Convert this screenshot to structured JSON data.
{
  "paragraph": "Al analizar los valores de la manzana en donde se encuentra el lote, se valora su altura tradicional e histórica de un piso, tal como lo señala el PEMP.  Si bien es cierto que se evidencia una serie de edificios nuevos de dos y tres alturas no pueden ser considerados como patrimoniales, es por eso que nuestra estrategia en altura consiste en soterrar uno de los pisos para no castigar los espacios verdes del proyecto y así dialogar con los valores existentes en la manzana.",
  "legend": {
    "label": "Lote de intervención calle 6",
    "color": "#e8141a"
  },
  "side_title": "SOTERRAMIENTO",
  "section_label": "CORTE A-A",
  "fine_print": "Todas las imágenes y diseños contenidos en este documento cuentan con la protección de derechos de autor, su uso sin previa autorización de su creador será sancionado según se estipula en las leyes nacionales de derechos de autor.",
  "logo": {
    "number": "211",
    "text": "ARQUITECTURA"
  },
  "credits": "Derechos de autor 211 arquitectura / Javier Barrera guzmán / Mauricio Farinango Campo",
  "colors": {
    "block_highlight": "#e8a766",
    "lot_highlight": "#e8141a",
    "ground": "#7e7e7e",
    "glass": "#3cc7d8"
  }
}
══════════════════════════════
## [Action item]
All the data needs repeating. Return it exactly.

## [Reply to the task]
Convert this screenshot to structured JSON data.
{
  "paragraph": "Al analizar los valores de la manzana en donde se encuentra el lote, se valora su altura tradicional e histórica de un piso, tal como lo señala el PEMP.  Si bien es cierto que se evidencia una serie de edificios nuevos de dos y tres alturas no pueden ser considerados como patrimoniales, es por eso que nuestra estrategia en altura consiste en soterrar uno de los pisos para no castigar los espacios verdes del proyecto y así dialogar con los valores existentes en la manzana.",
  "legend": {
    "label": "Lote de intervención calle 6",
    "color": "#e8141a"
  },
  "side_title": "SOTERRAMIENTO",
  "section_label": "CORTE A-A",
  "fine_print": "Todas las imágenes y diseños contenidos en este documento cuentan con la protección de derechos de autor, su uso sin previa autorización de su creador será sancionado según se estipula en las leyes nacionales de derechos de autor.",
  "logo": {
    "number": "211",
    "text": "ARQUITECTURA"
  },
  "credits": "Derechos de autor 211 arquitectura / Javier Barrera guzmán / Mauricio Farinango Campo",
  "colors": {
    "block_highlight": "#e8a766",
    "lot_highlight": "#e8141a",
    "ground": "#7e7e7e",
    "glass": "#3cc7d8"
  }
}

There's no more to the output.